#### Supplied material

-*-

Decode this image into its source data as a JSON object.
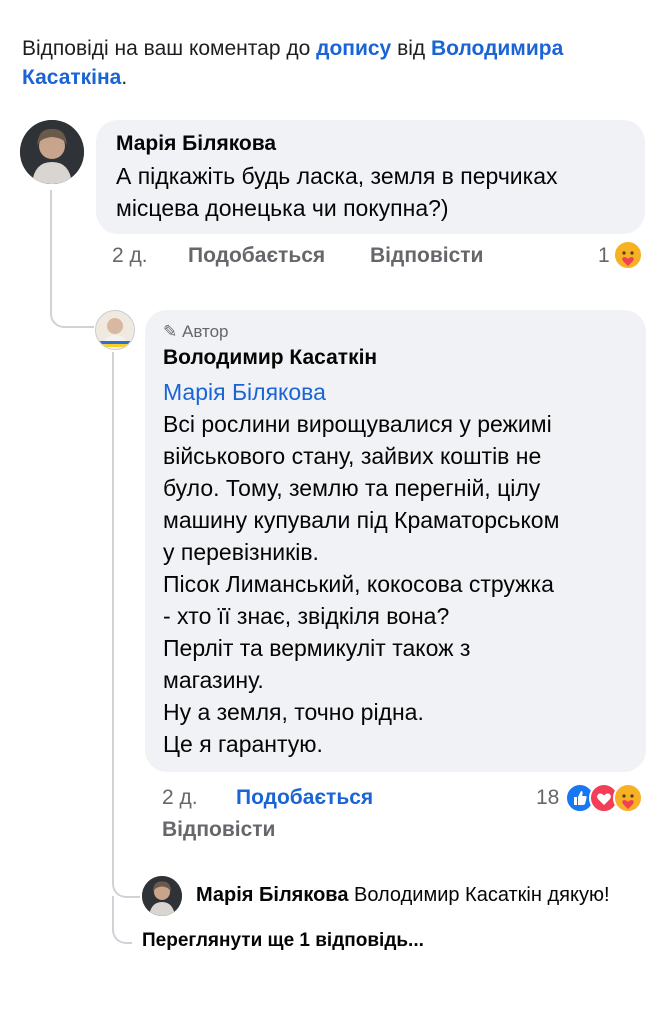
{
  "header": {
    "prefix": "Відповіді на ваш коментар до ",
    "post_link": "допису",
    "middle": " від ",
    "author_link": "Володимира Касаткіна",
    "suffix": "."
  },
  "comment1": {
    "author": "Марія Білякова",
    "text": "А підкажіть будь ласка, земля в перчиках місцева донецька чи покупна?)",
    "time": "2 д.",
    "like_label": "Подобається",
    "reply_label": "Відповісти",
    "reaction_count": "1"
  },
  "reply1": {
    "badge": "Автор",
    "author": "Володимир Касаткін",
    "mention": "Марія Білякова",
    "lines": [
      "Всі рослини вирощувалися у режимі",
      "військового стану, зайвих коштів не",
      "було. Тому, землю та перегній, цілу",
      "машину купували під Краматорськом",
      "у перевізників.",
      "Пісок Лиманський, кокосова стружка",
      "- хто її знає, звідкіля вона?",
      "Перліт та вермикуліт також з",
      "магазину.",
      "Ну а земля, точно рідна.",
      "Це я гарантую."
    ],
    "time": "2 д.",
    "like_label": "Подобається",
    "reply_label": "Відповісти",
    "reaction_count": "18"
  },
  "reply2": {
    "author": "Марія Білякова",
    "text": "Володимир Касаткін дякую!"
  },
  "more_replies": "Переглянути ще 1 відповідь...",
  "colors": {
    "link": "#1a64d6",
    "bubble": "#f0f2f5",
    "like": "#1877f2",
    "love": "#f33e58",
    "care": "#f7b125"
  },
  "icons": [
    "like-reaction-icon",
    "love-reaction-icon",
    "care-reaction-icon",
    "pencil-icon"
  ]
}
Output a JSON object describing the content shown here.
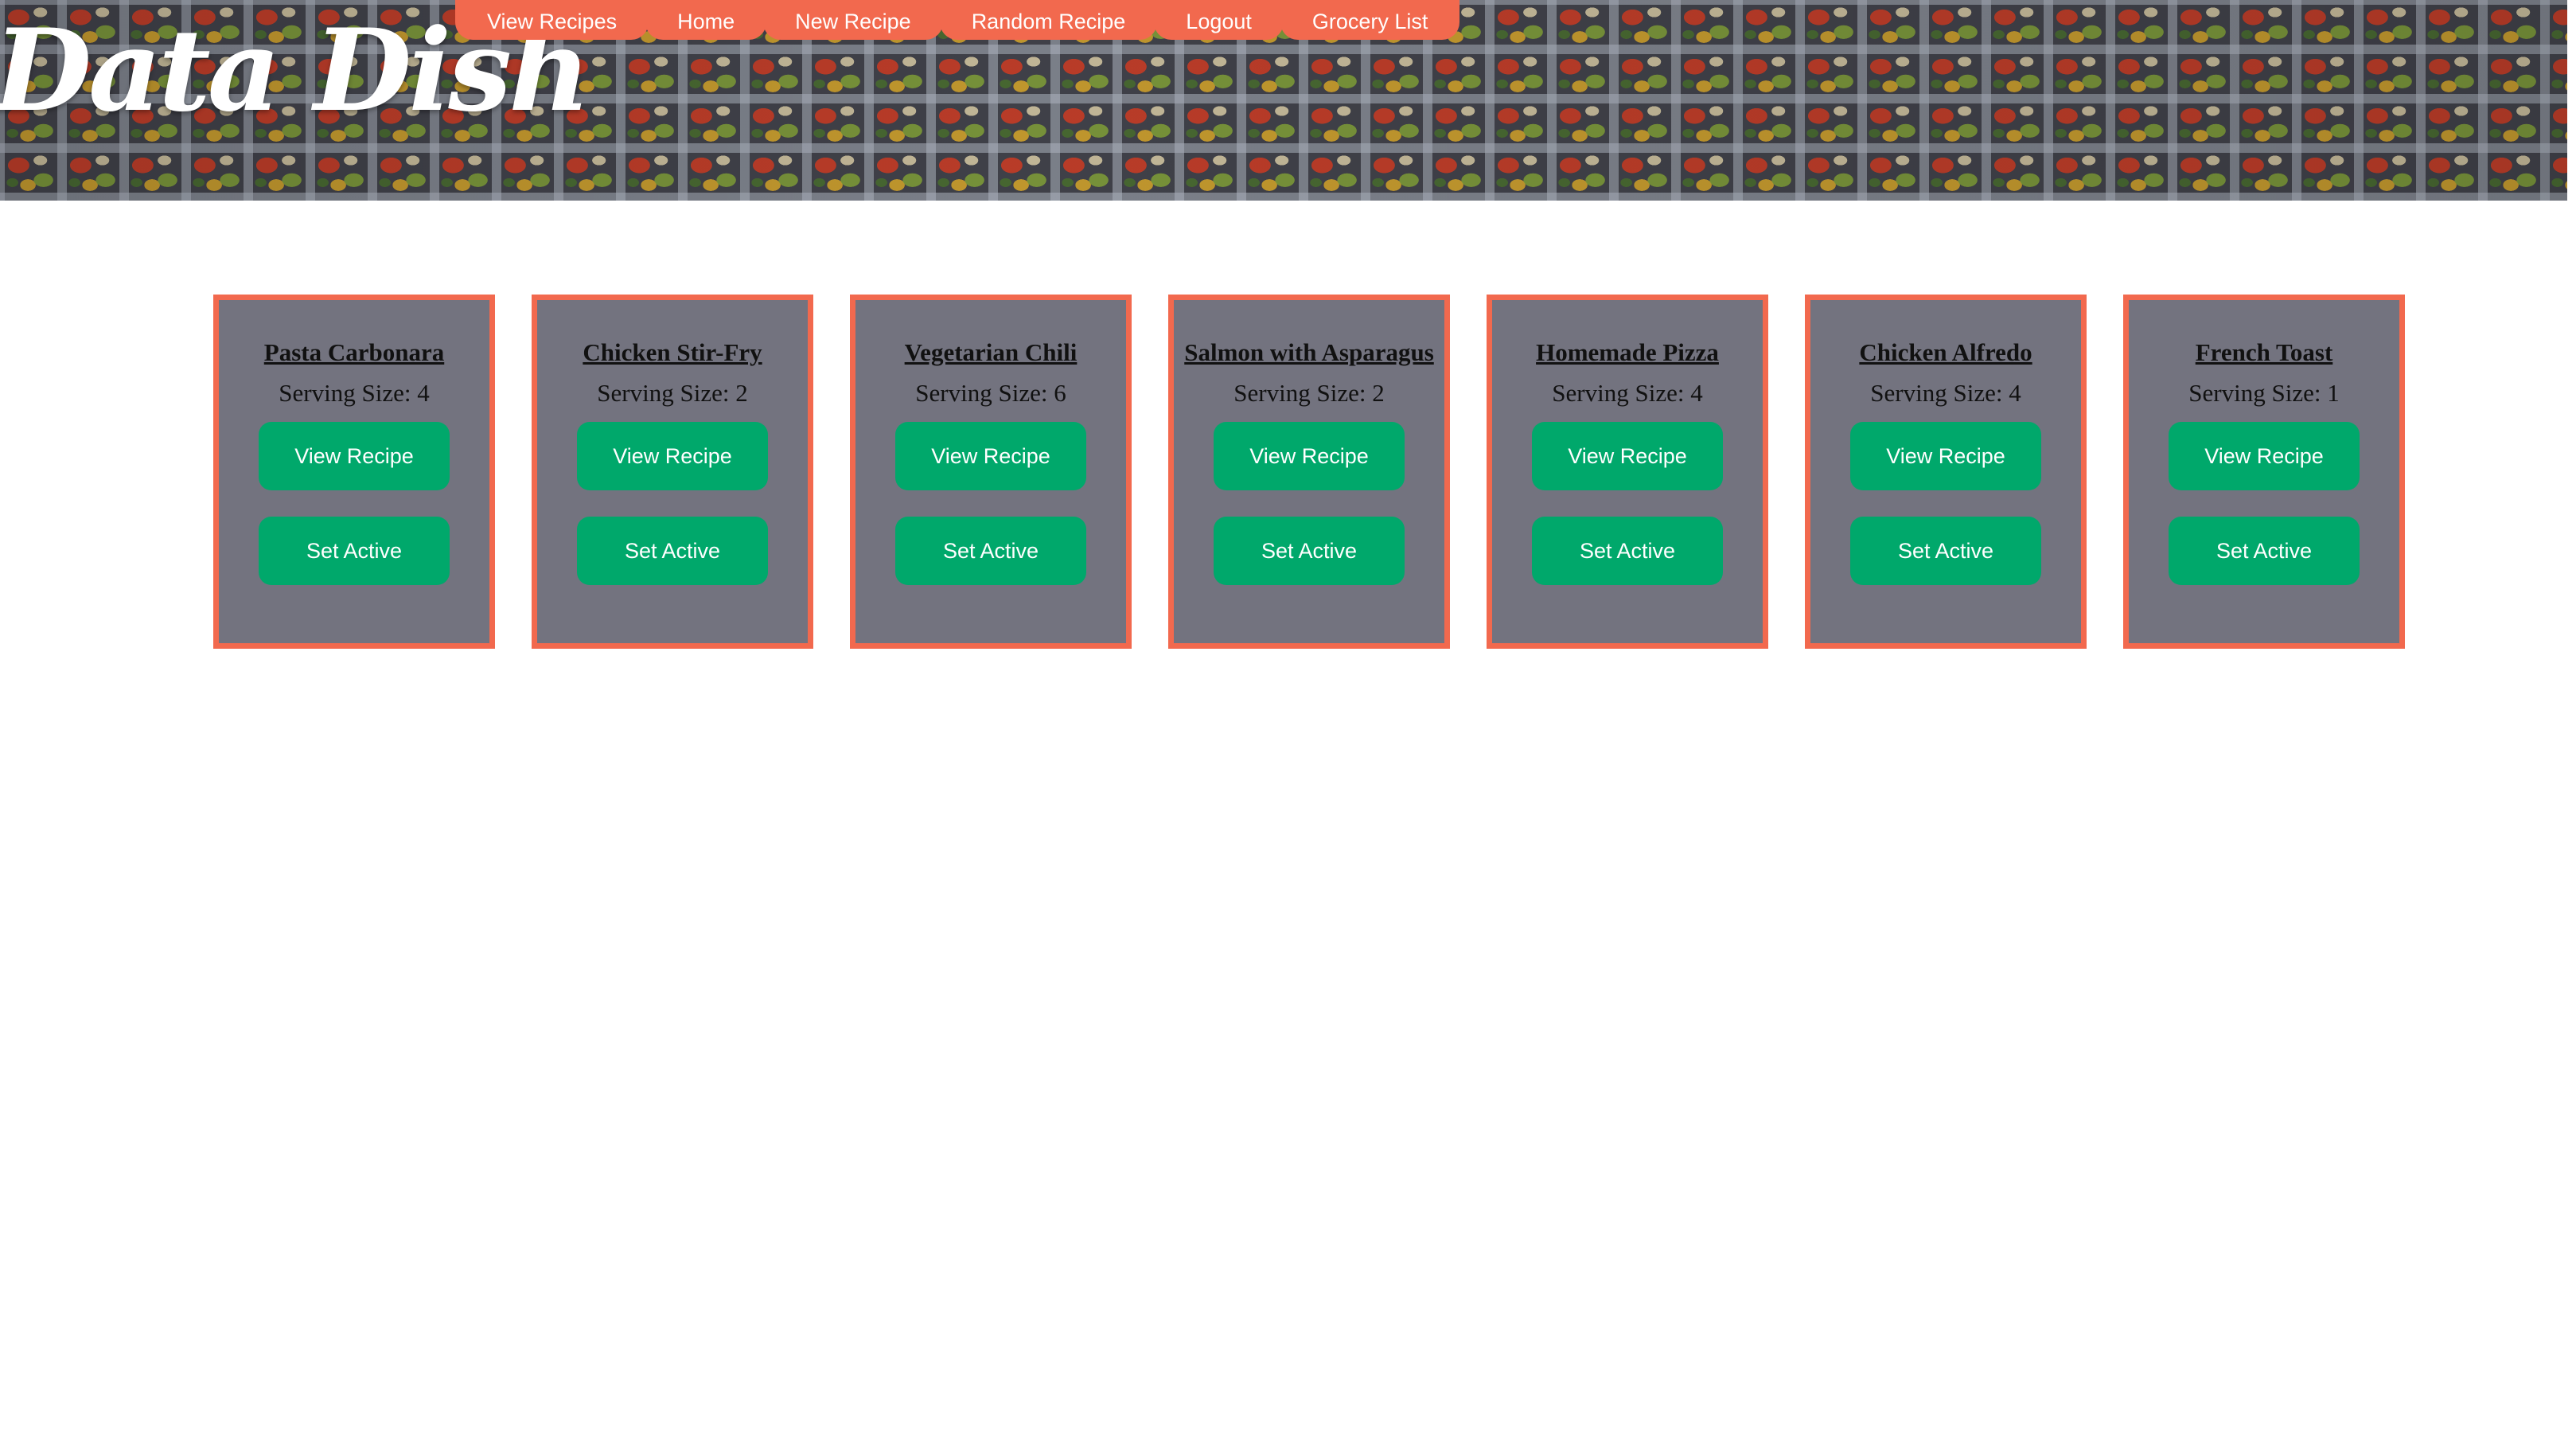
{
  "brand": {
    "title": "Data Dish"
  },
  "nav": {
    "items": [
      {
        "id": "view-recipes",
        "label": "View Recipes"
      },
      {
        "id": "home",
        "label": "Home"
      },
      {
        "id": "new-recipe",
        "label": "New Recipe"
      },
      {
        "id": "random-recipe",
        "label": "Random Recipe"
      },
      {
        "id": "logout",
        "label": "Logout"
      },
      {
        "id": "grocery-list",
        "label": "Grocery List"
      }
    ]
  },
  "recipes": [
    {
      "title": "Pasta Carbonara",
      "serving": "Serving Size: 4",
      "view_label": "View Recipe",
      "active_label": "Set Active"
    },
    {
      "title": "Chicken Stir-Fry",
      "serving": "Serving Size: 2",
      "view_label": "View Recipe",
      "active_label": "Set Active"
    },
    {
      "title": "Vegetarian Chili",
      "serving": "Serving Size: 6",
      "view_label": "View Recipe",
      "active_label": "Set Active"
    },
    {
      "title": "Salmon with Asparagus",
      "serving": "Serving Size: 2",
      "view_label": "View Recipe",
      "active_label": "Set Active"
    },
    {
      "title": "Homemade Pizza",
      "serving": "Serving Size: 4",
      "view_label": "View Recipe",
      "active_label": "Set Active"
    },
    {
      "title": "Chicken Alfredo",
      "serving": "Serving Size: 4",
      "view_label": "View Recipe",
      "active_label": "Set Active"
    },
    {
      "title": "French Toast",
      "serving": "Serving Size: 1",
      "view_label": "View Recipe",
      "active_label": "Set Active"
    }
  ],
  "colors": {
    "nav_background": "#f2694e",
    "card_border": "#f2694e",
    "card_background": "#73737f",
    "button_background": "#00a86b",
    "button_text": "#ffffff"
  }
}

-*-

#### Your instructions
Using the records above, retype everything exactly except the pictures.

#### Reply
Decode this image into its source data as a JSON object.
{
  "header": {
    "prefix": "Відповіді на ваш коментар до ",
    "post_link": "допису",
    "middle": " від ",
    "author_link": "Володимира Касаткіна",
    "suffix": "."
  },
  "comment1": {
    "author": "Марія Білякова",
    "text": "А підкажіть будь ласка, земля в перчиках місцева донецька чи покупна?)",
    "time": "2 д.",
    "like_label": "Подобається",
    "reply_label": "Відповісти",
    "reaction_count": "1"
  },
  "reply1": {
    "badge": "Автор",
    "author": "Володимир Касаткін",
    "mention": "Марія Білякова",
    "lines": [
      "Всі рослини вирощувалися у режимі",
      "військового стану, зайвих коштів не",
      "було. Тому, землю та перегній, цілу",
      "машину купували під Краматорськом",
      "у перевізників.",
      "Пісок Лиманський, кокосова стружка",
      "- хто її знає, звідкіля вона?",
      "Перліт та вермикуліт також з",
      "магазину.",
      "Ну а земля, точно рідна.",
      "Це я гарантую."
    ],
    "time": "2 д.",
    "like_label": "Подобається",
    "reply_label": "Відповісти",
    "reaction_count": "18"
  },
  "reply2": {
    "author": "Марія Білякова",
    "text": "Володимир Касаткін дякую!"
  },
  "more_replies": "Переглянути ще 1 відповідь...",
  "colors": {
    "link": "#1a64d6",
    "bubble": "#f0f2f5",
    "like": "#1877f2",
    "love": "#f33e58",
    "care": "#f7b125"
  },
  "icons": [
    "like-reaction-icon",
    "love-reaction-icon",
    "care-reaction-icon",
    "pencil-icon"
  ]
}
Output a JSON object describing the content shown here.
{
  "brand": {
    "title": "Data Dish"
  },
  "nav": {
    "items": [
      {
        "id": "view-recipes",
        "label": "View Recipes"
      },
      {
        "id": "home",
        "label": "Home"
      },
      {
        "id": "new-recipe",
        "label": "New Recipe"
      },
      {
        "id": "random-recipe",
        "label": "Random Recipe"
      },
      {
        "id": "logout",
        "label": "Logout"
      },
      {
        "id": "grocery-list",
        "label": "Grocery List"
      }
    ]
  },
  "recipes": [
    {
      "title": "Pasta Carbonara",
      "serving": "Serving Size: 4",
      "view_label": "View Recipe",
      "active_label": "Set Active"
    },
    {
      "title": "Chicken Stir-Fry",
      "serving": "Serving Size: 2",
      "view_label": "View Recipe",
      "active_label": "Set Active"
    },
    {
      "title": "Vegetarian Chili",
      "serving": "Serving Size: 6",
      "view_label": "View Recipe",
      "active_label": "Set Active"
    },
    {
      "title": "Salmon with Asparagus",
      "serving": "Serving Size: 2",
      "view_label": "View Recipe",
      "active_label": "Set Active"
    },
    {
      "title": "Homemade Pizza",
      "serving": "Serving Size: 4",
      "view_label": "View Recipe",
      "active_label": "Set Active"
    },
    {
      "title": "Chicken Alfredo",
      "serving": "Serving Size: 4",
      "view_label": "View Recipe",
      "active_label": "Set Active"
    },
    {
      "title": "French Toast",
      "serving": "Serving Size: 1",
      "view_label": "View Recipe",
      "active_label": "Set Active"
    }
  ],
  "colors": {
    "nav_background": "#f2694e",
    "card_border": "#f2694e",
    "card_background": "#73737f",
    "button_background": "#00a86b",
    "button_text": "#ffffff"
  }
}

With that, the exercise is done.